Are Hookups Psychologically Healthy?
Afterward, there can be renewed confidence or profound regret.
Posted Apr 09, 2014
Hollywood films are littered with casual sex. It is easy to think of on-screen examples of handsome leading men seducing a starlet they have just met or of a sultry heroine heading home with her newfound beau after only a few hours.
The real world is likewise full of casual flings.
Humans are sexual creatures and the urge to get together can be tempting. According to surveys, 75 percent of Americans and Europeans have had sex by age 20, long before people generally commit to long-term relationships.
Nowhere is this truer than on college campuses. Psychologists refer to the years from age 18 to 29 as “emerging adulthood” and it is characterized by a sense of possibility—and unprecedented social freedom. The collision of possibility and freedom gives rise to ideas like “sowing your wild oats,” connoting a youthful string of sexual partners.
But is casual sex among college students healthy?
On the one hand, there's the case that hook-ups are regrettable experiences that often happen in a haze of drunken disregard.
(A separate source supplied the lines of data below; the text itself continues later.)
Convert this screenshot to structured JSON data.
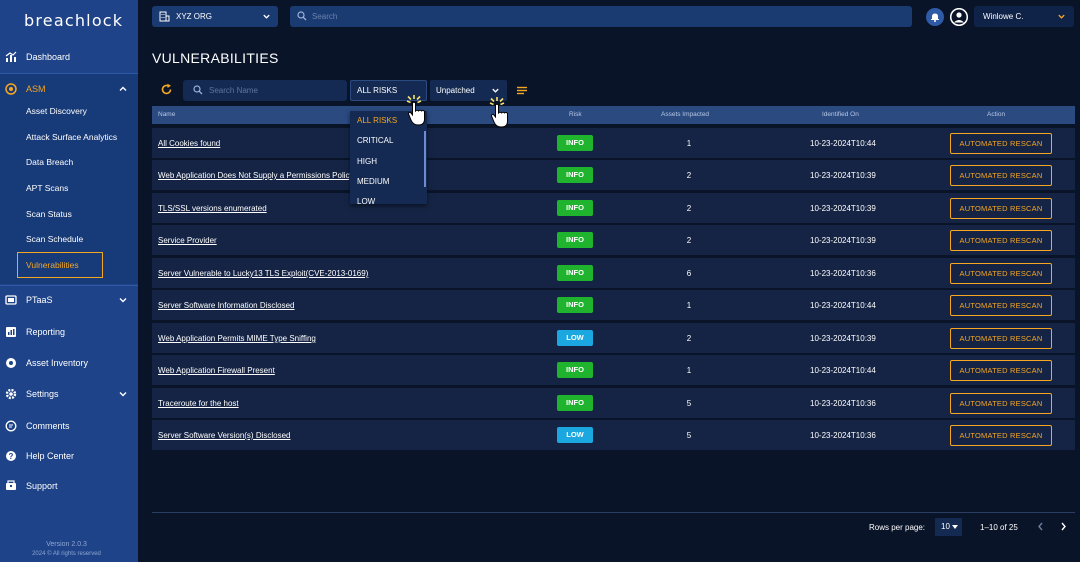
{
  "app": {
    "logo_text": "breachlock",
    "version": "Version 2.0.3",
    "copyright": "2024 © All rights reserved"
  },
  "sidebar": {
    "items": [
      {
        "label": "Dashboard",
        "icon": "chart-icon"
      },
      {
        "label": "ASM",
        "icon": "target-icon",
        "expanded": true
      },
      {
        "label": "PTaaS",
        "icon": "ptaas-icon"
      },
      {
        "label": "Reporting",
        "icon": "report-icon"
      },
      {
        "label": "Asset Inventory",
        "icon": "inventory-icon"
      },
      {
        "label": "Settings",
        "icon": "gear-icon"
      },
      {
        "label": "Comments",
        "icon": "comment-icon"
      },
      {
        "label": "Help Center",
        "icon": "help-icon"
      },
      {
        "label": "Support",
        "icon": "support-icon"
      }
    ],
    "asm_subitems": [
      {
        "label": "Asset Discovery"
      },
      {
        "label": "Attack Surface Analytics"
      },
      {
        "label": "Data Breach"
      },
      {
        "label": "APT Scans"
      },
      {
        "label": "Scan Status"
      },
      {
        "label": "Scan Schedule"
      },
      {
        "label": "Vulnerabilities",
        "active": true
      }
    ]
  },
  "topbar": {
    "org": "XYZ ORG",
    "search_placeholder": "Search",
    "user_name": "Winlowe C."
  },
  "main": {
    "title": "VULNERABILITIES",
    "search_placeholder": "Search Name",
    "risk_filter": "ALL RISKS",
    "patch_filter": "Unpatched",
    "risk_options": [
      "ALL RISKS",
      "CRITICAL",
      "HIGH",
      "MEDIUM",
      "LOW"
    ],
    "columns": {
      "name": "Name",
      "risk": "Risk",
      "assets": "Assets Impacted",
      "identified": "Identified On",
      "action": "Action"
    },
    "rows": [
      {
        "name": "All Cookies found",
        "risk": "INFO",
        "assets": "1",
        "date": "10-23-2024T10:44",
        "action": "AUTOMATED RESCAN"
      },
      {
        "name": "Web Application Does Not Supply a Permissions Policy",
        "risk": "INFO",
        "assets": "2",
        "date": "10-23-2024T10:39",
        "action": "AUTOMATED RESCAN"
      },
      {
        "name": "TLS/SSL versions enumerated",
        "risk": "INFO",
        "assets": "2",
        "date": "10-23-2024T10:39",
        "action": "AUTOMATED RESCAN"
      },
      {
        "name": "Service Provider",
        "risk": "INFO",
        "assets": "2",
        "date": "10-23-2024T10:39",
        "action": "AUTOMATED RESCAN"
      },
      {
        "name": "Server Vulnerable to Lucky13 TLS Exploit(CVE-2013-0169)",
        "risk": "INFO",
        "assets": "6",
        "date": "10-23-2024T10:36",
        "action": "AUTOMATED RESCAN"
      },
      {
        "name": "Server Software Information Disclosed",
        "risk": "INFO",
        "assets": "1",
        "date": "10-23-2024T10:44",
        "action": "AUTOMATED RESCAN"
      },
      {
        "name": "Web Application Permits MIME Type Sniffing",
        "risk": "LOW",
        "assets": "2",
        "date": "10-23-2024T10:39",
        "action": "AUTOMATED RESCAN"
      },
      {
        "name": "Web Application Firewall Present",
        "risk": "INFO",
        "assets": "1",
        "date": "10-23-2024T10:44",
        "action": "AUTOMATED RESCAN"
      },
      {
        "name": "Traceroute for the host",
        "risk": "INFO",
        "assets": "5",
        "date": "10-23-2024T10:36",
        "action": "AUTOMATED RESCAN"
      },
      {
        "name": "Server Software Version(s) Disclosed",
        "risk": "LOW",
        "assets": "5",
        "date": "10-23-2024T10:36",
        "action": "AUTOMATED RESCAN"
      }
    ]
  },
  "pagination": {
    "rows_label": "Rows per page:",
    "rows_value": "10",
    "range": "1–10 of 25"
  },
  "colors": {
    "sidebar": "#1e4388",
    "accent": "#f5a623",
    "info": "#1fb32e",
    "low": "#1ba7e0",
    "background": "#0a1428"
  }
}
This side of the argument might point to the concept of “the walk of shame” (heading home the next morning in the previous night’s clothes) as emblematic of the downside of casual sex. (There are also important problems with consent and sexual assault on college campuses.)
On the other hand, casual sex, it might be argued, is all about pleasure: At least one study found that, at least for males, hooking up was associated with a boost in well-being, perhaps because sexual congress can be a significant status symbol and source of confidence for young men. In a 2004 study, psychologist Mark Leary found that 8 percent of college students reported having unprotected sex precisely because they wanted to be viewed as risk-taking or laid back.
In a more recent study, Melina Bersamin and colleagues examined the well-being of nearly 4,000 multiethnic heterosexual college students. They asked participants about their recent experiences with casual sex—defined as having had sex in the previous 30 days with a person the participant had known for a week or less. The research team found that 11 percent of the students had casually hooked up—18.6 percent of the males and 7.4 percent of the females.
Interestingly, when the researchers then explored the well-being of the “oat sowers," they discovered higher levels of distress and lower levels of happiness. Casual sex was related to lower levels of life satisfaction and self-esteem, and higher levels of depression and anxiety. Using statistical controls, the researchers also found that this general trend held true for both young men and women. The astute reader will understand that these are correlations and not causation: It might be that people in distress are more likely to seek a convenient sexual encounter, or that a casual hookup is more likely to lead to feelings of regret.
A separate study by researchers Jesse Owen and Frank Fincham is suggestive of the latter possibility. Their study examined factors leading to sexual regret. They discovered that among young people, alcohol played an important role in hooking up. When sex happened in the context of a drunken evening, participants were more likely to regret it. But when a one-night stand was associated with the hope for a future relationship, there appeared to be less regret. Thus, casual sex entered into intentionally—and not drunkenly—and seen as the first step in a longer relationship appeared to be less psychologically damaging.
To return to romanticized Hollywood portrayals of hooking up, it's interesting to note that these silver-screen depictions of casual sex are often undertaken by completely sober people. Frequently, as in films in which the heroine goes home with her savior, there is a clear suggestion that the implied sex is just the beginning of what will certainly be a longer term relationship. In the notable instances in which casual sex is shown in the context of drunkenness—The Hangover comes quickly to mind—it is often portrayed in less than flattering terms.
Perhaps popular media isn’t as bad an influence as people suspect.
Dr. Robert Biswas-Diener is the author of The Upside of Your Dark Side: Why Being Your Whole Self — Not Just Your “Good” Self — Drives Success and Fulfillment.